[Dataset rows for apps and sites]
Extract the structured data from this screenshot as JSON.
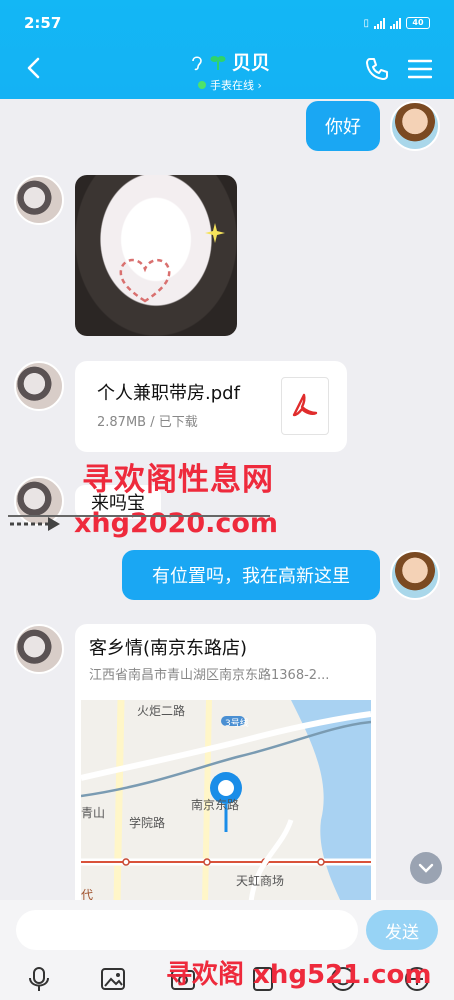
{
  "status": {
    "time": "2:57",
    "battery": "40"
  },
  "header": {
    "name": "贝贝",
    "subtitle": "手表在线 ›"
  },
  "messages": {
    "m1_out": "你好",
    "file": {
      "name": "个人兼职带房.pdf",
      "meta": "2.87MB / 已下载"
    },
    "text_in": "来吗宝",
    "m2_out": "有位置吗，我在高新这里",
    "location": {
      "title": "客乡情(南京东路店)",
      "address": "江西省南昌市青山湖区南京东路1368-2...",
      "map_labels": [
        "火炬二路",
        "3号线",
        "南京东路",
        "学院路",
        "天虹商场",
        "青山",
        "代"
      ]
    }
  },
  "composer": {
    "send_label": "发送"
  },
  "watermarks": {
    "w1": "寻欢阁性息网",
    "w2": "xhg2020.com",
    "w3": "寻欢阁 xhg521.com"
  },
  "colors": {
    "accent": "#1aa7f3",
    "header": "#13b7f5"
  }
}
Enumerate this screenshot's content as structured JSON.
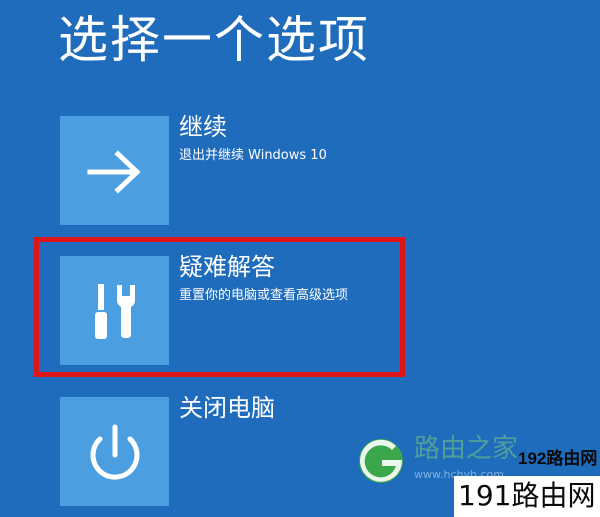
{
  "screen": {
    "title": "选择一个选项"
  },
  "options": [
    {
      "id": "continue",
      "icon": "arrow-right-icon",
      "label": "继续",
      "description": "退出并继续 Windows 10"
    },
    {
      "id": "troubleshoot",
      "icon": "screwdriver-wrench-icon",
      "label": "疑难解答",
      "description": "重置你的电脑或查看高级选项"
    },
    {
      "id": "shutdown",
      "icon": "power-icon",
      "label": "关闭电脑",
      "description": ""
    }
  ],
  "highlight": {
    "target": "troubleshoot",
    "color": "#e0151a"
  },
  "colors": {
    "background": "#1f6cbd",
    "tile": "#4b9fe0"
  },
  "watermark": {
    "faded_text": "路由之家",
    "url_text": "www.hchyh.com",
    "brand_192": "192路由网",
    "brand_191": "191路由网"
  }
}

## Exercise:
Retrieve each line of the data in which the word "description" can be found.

## Answer to this task:
      "description": "退出并继续 Windows 10"
      "description": "重置你的电脑或查看高级选项"
      "description": ""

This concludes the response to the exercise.